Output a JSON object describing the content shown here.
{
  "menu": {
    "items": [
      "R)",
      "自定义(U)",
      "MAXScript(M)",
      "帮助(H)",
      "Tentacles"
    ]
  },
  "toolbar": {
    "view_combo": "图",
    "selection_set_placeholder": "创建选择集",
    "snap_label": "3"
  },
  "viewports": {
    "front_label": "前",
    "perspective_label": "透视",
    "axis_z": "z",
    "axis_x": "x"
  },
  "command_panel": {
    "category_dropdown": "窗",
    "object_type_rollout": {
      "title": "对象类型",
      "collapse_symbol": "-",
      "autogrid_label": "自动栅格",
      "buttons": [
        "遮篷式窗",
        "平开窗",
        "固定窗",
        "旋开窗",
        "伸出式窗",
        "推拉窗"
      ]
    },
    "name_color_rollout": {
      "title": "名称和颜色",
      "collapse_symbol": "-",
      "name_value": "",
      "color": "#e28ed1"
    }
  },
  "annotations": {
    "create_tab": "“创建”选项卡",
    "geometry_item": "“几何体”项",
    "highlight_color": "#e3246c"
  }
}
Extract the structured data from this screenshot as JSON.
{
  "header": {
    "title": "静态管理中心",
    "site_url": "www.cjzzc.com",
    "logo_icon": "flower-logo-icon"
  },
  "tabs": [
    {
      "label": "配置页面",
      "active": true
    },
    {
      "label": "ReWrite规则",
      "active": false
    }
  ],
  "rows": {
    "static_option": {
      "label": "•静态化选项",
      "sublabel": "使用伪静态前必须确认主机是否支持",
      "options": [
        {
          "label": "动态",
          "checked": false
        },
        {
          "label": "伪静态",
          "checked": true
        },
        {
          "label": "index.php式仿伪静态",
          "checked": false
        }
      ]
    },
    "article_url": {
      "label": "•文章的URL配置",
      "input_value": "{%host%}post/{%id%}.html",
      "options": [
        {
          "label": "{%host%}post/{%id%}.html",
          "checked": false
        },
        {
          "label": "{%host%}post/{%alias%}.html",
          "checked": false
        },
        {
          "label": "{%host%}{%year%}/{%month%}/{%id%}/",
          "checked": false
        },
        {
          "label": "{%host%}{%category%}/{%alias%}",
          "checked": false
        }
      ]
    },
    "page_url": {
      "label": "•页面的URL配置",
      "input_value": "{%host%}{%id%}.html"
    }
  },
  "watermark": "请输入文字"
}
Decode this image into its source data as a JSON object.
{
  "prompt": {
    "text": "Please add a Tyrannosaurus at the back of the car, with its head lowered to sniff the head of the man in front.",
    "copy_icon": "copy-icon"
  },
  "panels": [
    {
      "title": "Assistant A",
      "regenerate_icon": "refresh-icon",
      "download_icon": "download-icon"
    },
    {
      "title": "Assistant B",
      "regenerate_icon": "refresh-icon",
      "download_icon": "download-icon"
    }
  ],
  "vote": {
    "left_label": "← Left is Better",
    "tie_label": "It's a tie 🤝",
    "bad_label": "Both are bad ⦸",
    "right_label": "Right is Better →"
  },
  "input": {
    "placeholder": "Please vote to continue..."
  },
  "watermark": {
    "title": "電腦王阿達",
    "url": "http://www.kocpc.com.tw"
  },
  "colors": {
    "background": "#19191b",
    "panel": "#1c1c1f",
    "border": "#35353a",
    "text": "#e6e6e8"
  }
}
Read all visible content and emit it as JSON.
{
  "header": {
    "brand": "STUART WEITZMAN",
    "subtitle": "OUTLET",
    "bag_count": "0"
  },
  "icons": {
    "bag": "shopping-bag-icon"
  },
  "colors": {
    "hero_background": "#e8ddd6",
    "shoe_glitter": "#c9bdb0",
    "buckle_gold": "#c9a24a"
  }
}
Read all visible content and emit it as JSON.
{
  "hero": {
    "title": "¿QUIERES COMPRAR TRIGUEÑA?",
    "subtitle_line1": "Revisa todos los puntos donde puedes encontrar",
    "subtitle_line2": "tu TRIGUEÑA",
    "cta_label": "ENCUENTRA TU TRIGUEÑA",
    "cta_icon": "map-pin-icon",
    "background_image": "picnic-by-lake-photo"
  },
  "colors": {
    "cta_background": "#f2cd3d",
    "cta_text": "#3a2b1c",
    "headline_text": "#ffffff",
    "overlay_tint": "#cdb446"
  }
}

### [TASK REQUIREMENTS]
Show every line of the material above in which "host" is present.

### [EXPECTED ANSWER]
      "input_value": "{%host%}post/{%id%}.html",
          "label": "{%host%}post/{%id%}.html",
          "label": "{%host%}post/{%alias%}.html",
          "label": "{%host%}{%year%}/{%month%}/{%id%}/",
          "label": "{%host%}{%category%}/{%alias%}",
      "input_value": "{%host%}{%id%}.html"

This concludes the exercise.